Yes, the supposition that at 12 months we may have more events is correct and therefore the trial may yet again attain statistical significance. Note that 5 control patients have not yet completed 12 months of follow up. Only time will tell.
BioMedReports: TRCs appeared to be effective and safe. Any explanation for the increase in 'pain in extremity' in the TRC arm vs. the control? Can you talk about the safety profile a little?
ASTM: So if you think about how safety data are collected, this is a summary and this `pain in the extremities’ summary covers different types of “pain”; reported pain can range from injection site pain to pain leading to an amputation. We wonder if it’s a good signal that patients have more blood flow and therefore are more able to feel, but the numbers are too small to be able to conclude anything with confidence.
One other note: We continue to be struck by the amount of cellulitus and gangrene in the control group suggesting ongoing and progressive disease, but these patients have not yet progressed to the amputation stage. We are continuing to follow these patients for the remainder of the trial and report out the results in Q2’11.Overall the safety profile is very good and the TRC experience is similar to the control group.
BioMedReports: Will a majority of the centers that participated in Phase 2 likely be a part of the Phase 3 program? Will the Phase 3 study be an international study or specific to site in North America? Controlling variability between treatment centers will be important for the pivotal trial.
ASTM: We plan to conduct the Phase 3 program in North America to limit patient and treatment variability, which we believe is critical to a successful Phase 3 program in CLI. We will also plan to adjudicate patient entry in to the trials via centralized adjudication process.
BioMedReports: Assuming the primary endpoint for the Phase 3 study is AFS, what will the power of your study likely be?
ASTM: We are still in negotiations with the agency regarding statistical powering and trial design specifics, so we can’t comment on this at this time.
BioMedReports: Are there any ways in which Aastrom hopes to control for variability? Obviously the notably low control event rate in the 2nd interim analysis had an effect on the AFS.
ASTM: We are planning a four-step process to ensure appropriate patient enrollment some of which we mentioned earlier:
- Principal Investigator review;
- Concurrence of no-option or low-option designation by a vascular specialist;
- Review of clinical history and angiography by 3rd party adjudicator; and
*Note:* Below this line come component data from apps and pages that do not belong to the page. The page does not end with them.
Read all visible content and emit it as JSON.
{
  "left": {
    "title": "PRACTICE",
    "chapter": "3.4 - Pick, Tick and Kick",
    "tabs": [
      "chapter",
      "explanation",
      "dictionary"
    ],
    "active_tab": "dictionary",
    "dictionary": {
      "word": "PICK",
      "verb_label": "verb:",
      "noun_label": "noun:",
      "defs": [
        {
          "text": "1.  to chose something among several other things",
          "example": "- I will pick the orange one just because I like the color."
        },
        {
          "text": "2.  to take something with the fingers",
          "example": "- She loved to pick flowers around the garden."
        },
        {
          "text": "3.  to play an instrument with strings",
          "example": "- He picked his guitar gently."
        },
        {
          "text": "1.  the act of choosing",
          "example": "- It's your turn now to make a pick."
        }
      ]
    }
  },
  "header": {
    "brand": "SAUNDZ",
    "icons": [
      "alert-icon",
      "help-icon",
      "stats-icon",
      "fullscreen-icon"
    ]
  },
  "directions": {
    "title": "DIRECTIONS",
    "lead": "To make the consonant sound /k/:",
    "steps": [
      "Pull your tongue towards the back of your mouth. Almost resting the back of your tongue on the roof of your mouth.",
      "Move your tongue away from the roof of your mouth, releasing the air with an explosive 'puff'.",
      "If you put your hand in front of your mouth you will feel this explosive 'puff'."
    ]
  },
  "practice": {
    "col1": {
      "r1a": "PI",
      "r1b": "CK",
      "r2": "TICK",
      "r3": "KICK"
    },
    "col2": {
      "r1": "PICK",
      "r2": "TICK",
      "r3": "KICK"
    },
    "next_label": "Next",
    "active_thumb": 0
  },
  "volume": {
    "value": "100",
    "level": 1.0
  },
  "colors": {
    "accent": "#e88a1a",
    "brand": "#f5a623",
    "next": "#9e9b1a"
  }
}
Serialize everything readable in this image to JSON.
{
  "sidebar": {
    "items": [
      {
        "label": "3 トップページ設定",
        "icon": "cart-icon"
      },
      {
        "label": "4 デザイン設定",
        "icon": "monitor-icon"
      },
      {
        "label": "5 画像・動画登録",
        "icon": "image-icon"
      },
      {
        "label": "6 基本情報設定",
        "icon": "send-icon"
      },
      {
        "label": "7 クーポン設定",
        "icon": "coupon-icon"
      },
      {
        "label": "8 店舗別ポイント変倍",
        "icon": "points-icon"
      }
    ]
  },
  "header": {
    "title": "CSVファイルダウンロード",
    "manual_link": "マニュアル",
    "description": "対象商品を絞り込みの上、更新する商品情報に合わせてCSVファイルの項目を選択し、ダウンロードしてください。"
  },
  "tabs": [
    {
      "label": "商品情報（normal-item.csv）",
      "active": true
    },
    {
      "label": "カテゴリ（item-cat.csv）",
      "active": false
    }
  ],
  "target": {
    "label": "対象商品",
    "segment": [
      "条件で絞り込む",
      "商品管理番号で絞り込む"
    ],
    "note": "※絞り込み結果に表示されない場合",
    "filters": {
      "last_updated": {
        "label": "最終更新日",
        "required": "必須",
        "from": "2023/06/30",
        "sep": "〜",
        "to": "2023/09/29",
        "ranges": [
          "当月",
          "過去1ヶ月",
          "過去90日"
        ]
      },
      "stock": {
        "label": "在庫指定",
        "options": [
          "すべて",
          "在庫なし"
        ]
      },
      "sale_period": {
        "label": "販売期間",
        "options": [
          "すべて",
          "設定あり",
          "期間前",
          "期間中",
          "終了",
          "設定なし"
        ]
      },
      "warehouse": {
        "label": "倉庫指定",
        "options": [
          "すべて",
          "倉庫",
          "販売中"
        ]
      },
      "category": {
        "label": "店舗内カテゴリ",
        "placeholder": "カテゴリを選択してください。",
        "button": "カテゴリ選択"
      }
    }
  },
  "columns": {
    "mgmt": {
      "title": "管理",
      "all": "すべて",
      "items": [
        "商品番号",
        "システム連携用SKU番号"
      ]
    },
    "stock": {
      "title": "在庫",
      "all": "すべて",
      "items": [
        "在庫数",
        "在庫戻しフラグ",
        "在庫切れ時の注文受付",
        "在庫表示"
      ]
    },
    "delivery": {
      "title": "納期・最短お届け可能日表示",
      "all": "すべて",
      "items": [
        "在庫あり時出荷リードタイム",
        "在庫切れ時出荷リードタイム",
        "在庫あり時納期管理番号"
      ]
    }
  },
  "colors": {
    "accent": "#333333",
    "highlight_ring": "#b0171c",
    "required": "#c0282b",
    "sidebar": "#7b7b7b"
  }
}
- Monitoring of sites by the adjudicator and follow-up by lead investigators to ensure that a site is enrolling the appropriate patients.
We also plan to conduct the Phase 3 program only at North American sites to control for geographical and treatment variability.
BioMedReports: What is the comparator arm likely to be for Phase 3?
ASTM: The comparator arm will be placebo controled. All patients will be aspirated at baseline and given a “sham” treatment.
March 1, 2010 "Doctors using stem cells to repair failing hearts"
Disclosure: Long ASTM